The sellers are hoping to leverage buyer enthusiasm and generate offers with waived contingencies, particularly the inspection contingency. 

Caveat: the sellers retain the right to accept an offer before the offer review deadline.

The other set of sellers will state that they will review offers upon receipt. Basically,...

5 Potentially risky home buyer offers in multiple offer situations

Better to take smart risks and focus on winning because, if you don't, your competition will - John Rampton.

Risky home buyer offers in multiple offer situationsIn a hot real estate market, multiple offers on a home are the norm. When low housing inventory coincides with too many eager buyers, some buyers will resort to doing "whatever it takes" to win the home.

For some people reading this article and who live in real estate markets that are not in perpetual bidding wars, some of these actions will seem insane and way too risky.

Others, however, who are trying to purchase a home in places like San Fransisco, Boston, Austin TX, and Seattle will be all too familiar with these scenarios. 

Buying a home in a balanced it's supposed to work (in theory at least).

In a balanced real estate market, the purchase process and contract paperwork are structured in such a way as to protect the buyers by including certain contingencies within the offer, i.e. conditions that need to be met for the sale to go through to closing.

Without going into the intricate details of how the home buying process works, here's a quick overview of a typical buyer offer on a home when the market is balanced:

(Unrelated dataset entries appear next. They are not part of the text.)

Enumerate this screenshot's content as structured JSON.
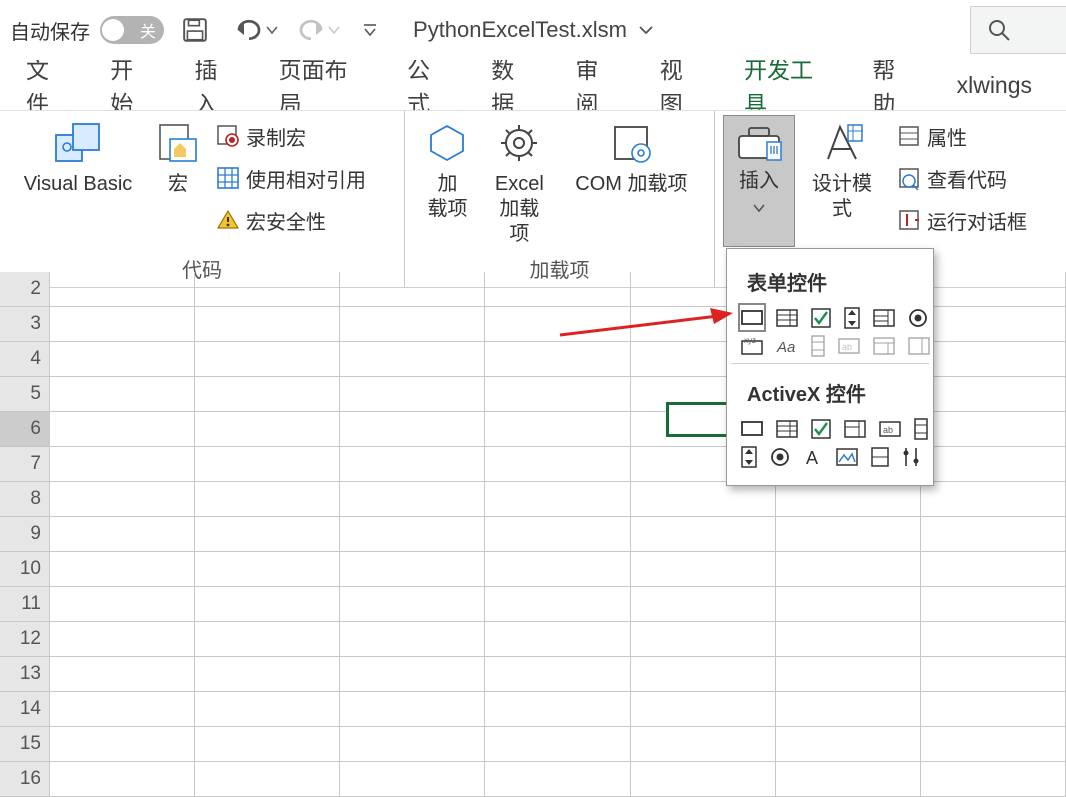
{
  "titlebar": {
    "autosave_label": "自动保存",
    "toggle_label": "关",
    "file_name": "PythonExcelTest.xlsm"
  },
  "tabs": {
    "items": [
      {
        "label": "文件"
      },
      {
        "label": "开始"
      },
      {
        "label": "插入"
      },
      {
        "label": "页面布局"
      },
      {
        "label": "公式"
      },
      {
        "label": "数据"
      },
      {
        "label": "审阅"
      },
      {
        "label": "视图"
      },
      {
        "label": "开发工具"
      },
      {
        "label": "帮助"
      },
      {
        "label": "xlwings"
      }
    ]
  },
  "ribbon": {
    "visual_basic": "Visual Basic",
    "macros": "宏",
    "record_macro": "录制宏",
    "relative_ref": "使用相对引用",
    "macro_security": "宏安全性",
    "group_code": "代码",
    "addins": "加\n载项",
    "excel_addins": "Excel\n加载项",
    "com_addins": "COM 加载项",
    "group_addins": "加载项",
    "insert": "插入",
    "design_mode": "设计模式",
    "properties": "属性",
    "view_code": "查看代码",
    "run_dialog": "运行对话框"
  },
  "popup": {
    "form_title": "表单控件",
    "activex_title": "ActiveX 控件"
  },
  "rows": [
    "2",
    "3",
    "4",
    "5",
    "6",
    "7",
    "8",
    "9",
    "10",
    "11",
    "12",
    "13",
    "14",
    "15",
    "16"
  ],
  "selected_row": "6"
}
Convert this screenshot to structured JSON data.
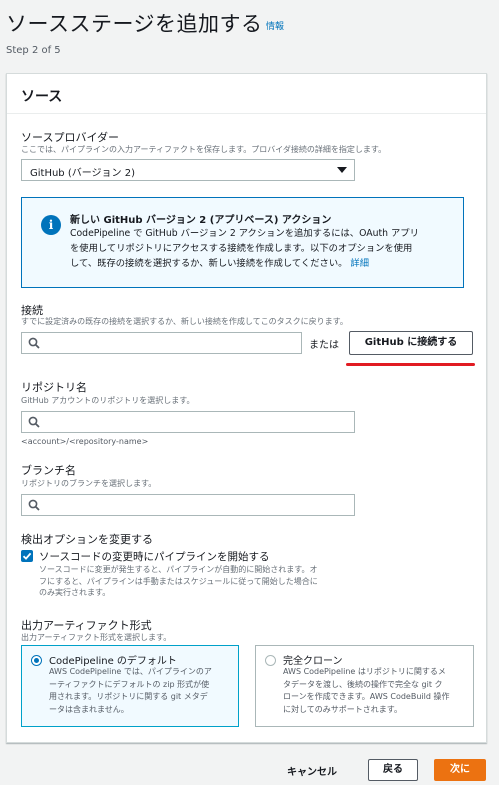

  1. The buyer makes an offer on the home. The offer price will be close to the listing price; maybe a little above, or a  little below are the actual list price.
  2. The buyer and seller negotiate back and forth and then reach an agreement. They have mutual acceptance.
  3. The buyer deposits their earnest money to escrow which becomes part of the buyer's downpayment if the sale proceeds all the way to closing. If the sale fails for some...